Nvidia GeForce RTX 4070 Ti: A Beefy GPU Hobbled by Pricing (Again)
(Photo: PCMag)The rebranded RTX 4080 12GB launches tomorrow, Jan. 5. as the RTX 4070 Ti, with $100 knocked off its price tag. Our sister site PCMag has run it through its paces, and we honestly feel like we could just use a text replacement query from the RTX 4080 16GB review. Control+F for 4080, insert 4070 Ti instead. It’s almost the exact same result which is that it’s a potent GPU that’s let down by too-high pricing.
As an example of how rough it is, Zotac didn’t even have pricing for the GPU it sent for review–despite the fact the cards are going on sale tomorrow. This is once again why EVGA got out of this game entirely, we are sure of it. Regardless, it’s still a powerful GPU, but pricing will vary, which makes it tough to gauge its value.
PCMag received a card from Zotac, and it looks like the company’s flagship. It’s named the Zotac GeForce RTX 4070 Ti Amp Extreme Airo, and it’s a large GPU despite using the relatively small AD104 silicon. It’s a triple-slot GPU measuring 13.5 inches in length. That’s the same size as the monstrous RTX 4080 and 4090 GPUs. If you were hoping this GPU would be a bit easier to squeeze inside your case, that is not the, uh, case. However, it’s possible other partner cards will be smaller. It has a maximum boost clock of 2.7GHz and a TDP of 285W. It notably has the 16-pin 12VHPWR cable that’s difficult to attach properly (according to reports). It requires three 8-pin PCIe power cables for the adapter.
The biggest question mark surrounding the 4070 Ti is its narrow 192-bit memory bus, in lieu of the previous card’s 256-bit memory bus. It marks the first time Nvidia has made such a drastic cut to an x70 GPU, and it suffers for it. That’s because it’s also using slightly slower memory than the RTX 4080 as well, reducing memory bandwidth in all directions. Overall it has just 70% of the memory bandwidth of its big brother, and less than its predecessor, the RTX 3070 Ti. It attempts to make up for this with higher clock speeds, however.
PCMag tested the GPU on its regular test bench. This consists of an Intel Core i9-12900K CPU that’s liquid-cooled. It’s on an Asus ROG Maximus Z690 Hero motherboard, with 32GB of DDR5 at 5600MHz. A 1,500W Corsair PSU is providing the juice, and it’s running on a 1TB Corsair SSD with the latest version of Windows 11.
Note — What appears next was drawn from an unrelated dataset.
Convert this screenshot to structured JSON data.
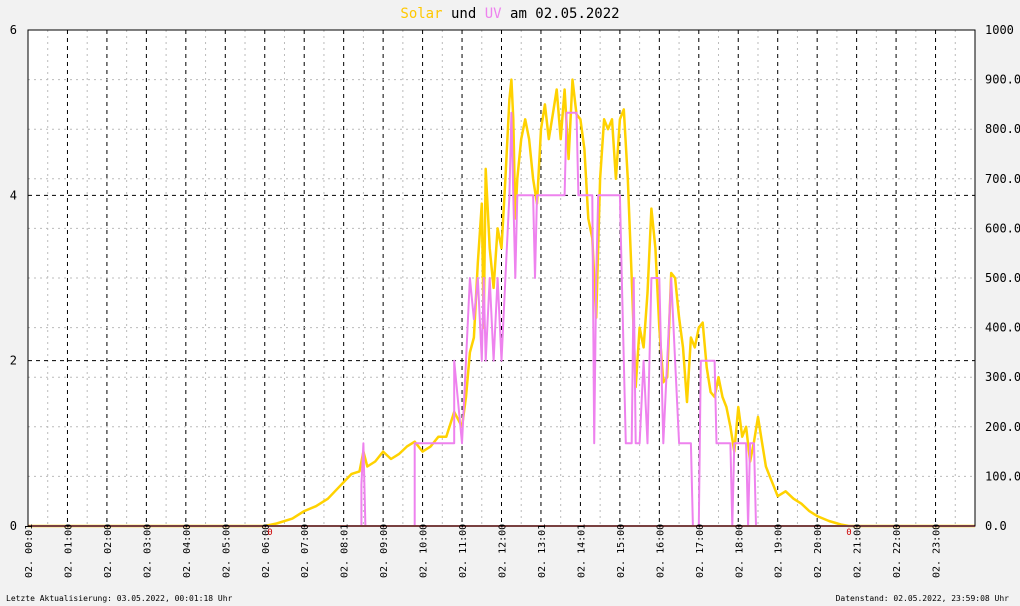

Starting with Time Spy Extreme, the new card fares well against the RTX 3090. It beats it by a decent margin, despite consuming 65W less power. That’s a node shrink for you. The problem for Nvidia is the $899 Radeon 7900 XT is a bit faster. Since Nvidia lists $799 as the optional starting price, this GPU will probably be $899 as well, or in that neighborhood. The 4070 Ti does have the upper hand over the Radeon in the Port Royal test. This is expected given Nvidia’s advantage in ray tracing over AMD currently. In the 4K Superposition test, we once again see it topple the RTX 3090 and lose to both Radeons.
In tests involving FSR and DLSS, it’s a mixed bag. In F1 22 with it enabled, both Radeons outpace the RTX 4070 Ti. With it turned off though, the RTX 4070 Ti performs very close to the $999 Radeon 7900 XTX, which is impressive. It once again stomps on the RTX 3090, and it also beats the Radeons in Guardians of the Galaxy in pure rasterization.
In AAA games that don’t utilize ray tracing, the 4070 Ti falls behind both Radeons, with evidence of some bottlenecking at 1080p at 1440p. Still, we can see the Radeons are consistently faster at every resolution when bottlenecking does not occur. If the 4070 Ti was $799, which it won’t be, it would represent a fair value. But if the price goes up to Radeon levels, it’s a worse value if you don’t use ray tracing.
If there’s one area in which this GPU shines, it’s efficiency. It not only runs cool and quiet but pulls less power than both Radeons as well. Incredibly, it only hit 49C in Furmark, which is notorious for melting GPUs. When running F1 22 it was only able to get up to 67C, which is very good. It seems like the GPU’s massive cooler is a bit over-engineered, but it’s hard to argue with the results.
We have to be wary of Nvidia’s marketing here. It stated the price for these cards “starts” at $799, but these will all be partner boards. So that means we may or may not see that price. Looking at other online reviews, some boards are $849, and we imagine some might be even more expensive. That is a tough sell for Nvidia, as the Radeons are clearly a better value. It’s a weird end to a strange saga for this beleaguered GPU that started its life as an RTX 4080. Even with the price theoretically reduced, Nvidia might have another flop on its hands. The company’s GPUs still have an advantage in ray tracing, but that’s still a niche market. We’ll see how the chips fall tomorrow, the 5th, when it officially goes on sale.